Methods[edit]

Large-scale illustration of plaited stitches in knitting

Plaited stitches can be produced in several ways. Knitting into the back loop produces a clockwise plaited stitch in the lower stitch being knitted (i.e., the loop that was on the left-hand needle.) The clockwise-plaited stitch is also called a left crossed stitch, since the left strand (i.e., the outgoing strand) of the loop crosses over the right incoming strand. Left-crossed stitches are sometimes called twisted stitches, although the latter term might be confused with similar terms from cable knitting. Conversely, a counterclockwise plaited stitch can be produced if the yarn is wrapped around the needle in the opposite direction as normal while knitting a stitch. Such a stitch is also called a "right crossed stitch", since the right incoming strand crosses over the left outgoing strand. Here, the plait appears in the upper stitch being knitted, i.e., in the new loop being formed. In the "brute-force" approach, the knitter can produce any sort of plaiting by removing the stitch to be knitted from the left-hand needle, twisting it as desired, then returning it to the left-hand needle and knitting it.

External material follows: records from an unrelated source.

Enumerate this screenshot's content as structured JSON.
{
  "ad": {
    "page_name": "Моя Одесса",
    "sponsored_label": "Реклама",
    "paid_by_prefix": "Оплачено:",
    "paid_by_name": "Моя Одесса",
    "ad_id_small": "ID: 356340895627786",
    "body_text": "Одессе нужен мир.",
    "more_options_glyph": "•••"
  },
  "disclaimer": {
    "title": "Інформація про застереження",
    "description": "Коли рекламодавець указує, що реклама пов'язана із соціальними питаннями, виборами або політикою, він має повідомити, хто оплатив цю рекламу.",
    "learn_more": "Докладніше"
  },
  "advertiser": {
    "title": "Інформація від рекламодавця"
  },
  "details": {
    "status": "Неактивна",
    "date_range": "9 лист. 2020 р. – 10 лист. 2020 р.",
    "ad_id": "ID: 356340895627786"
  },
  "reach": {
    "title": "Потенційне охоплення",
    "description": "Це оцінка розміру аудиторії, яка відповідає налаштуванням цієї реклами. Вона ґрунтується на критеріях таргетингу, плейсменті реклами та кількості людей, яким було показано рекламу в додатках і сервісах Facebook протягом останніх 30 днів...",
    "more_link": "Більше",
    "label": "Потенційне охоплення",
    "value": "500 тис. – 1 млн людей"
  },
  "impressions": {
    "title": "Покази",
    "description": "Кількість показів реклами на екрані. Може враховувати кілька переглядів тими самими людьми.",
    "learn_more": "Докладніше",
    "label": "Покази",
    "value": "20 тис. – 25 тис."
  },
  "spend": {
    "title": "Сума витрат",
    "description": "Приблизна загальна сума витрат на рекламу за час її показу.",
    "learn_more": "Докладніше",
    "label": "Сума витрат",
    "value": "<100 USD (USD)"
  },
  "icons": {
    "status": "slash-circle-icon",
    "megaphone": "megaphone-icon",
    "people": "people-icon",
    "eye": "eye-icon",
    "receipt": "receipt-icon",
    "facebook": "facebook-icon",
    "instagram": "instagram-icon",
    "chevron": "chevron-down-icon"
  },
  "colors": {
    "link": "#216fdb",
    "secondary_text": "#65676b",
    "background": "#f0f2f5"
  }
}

Applications in knitting[edit]

Both clockwise and counterclockwise plaited stitches are often repeated in wales, i.e., in columns of knitting, where they make attractive, subtly different ribbings. Fabrics made with plaited stitches are stiffer than normal and "draw in" sideways, i.e., have a smaller widthwise gauge.

Extra-long, full-turn clockwise plaited stitches can be made by knitting through the back loop and wrapping the yarn twice; this is an attractive stitch when repeated in a row, creating openness and a change in scale that enlivens even simple stockinette or garter stitch.

Plaited stitches are also useful in increases and decreases, both for drawing the fabric together and for covering potential "holes" in the fabric.

As a method for correcting errors[edit]

As an aside, knitting through the back loop is a useful technique for untwisting stitches on the left-hand needle that "hang backwards". Such stitches are often produced when a knitted fabric is partially pulled out and some stitches are accidentally put back onto the needle with a backwards twist.

References[edit]

  • Hiatt, June Hemmons (1988). The Principles of Knitting. New York: Simon and Schuster. pp. 23–24, 32–36, 38, 61, 72. 
  • Reader's Digest Complete Guide to Needlework. Reader's Digest Association. 1979. 
  • Thomas, Mary (1972). Mary Thomas' Book of Knitting Patterns. New York: Dover Publications.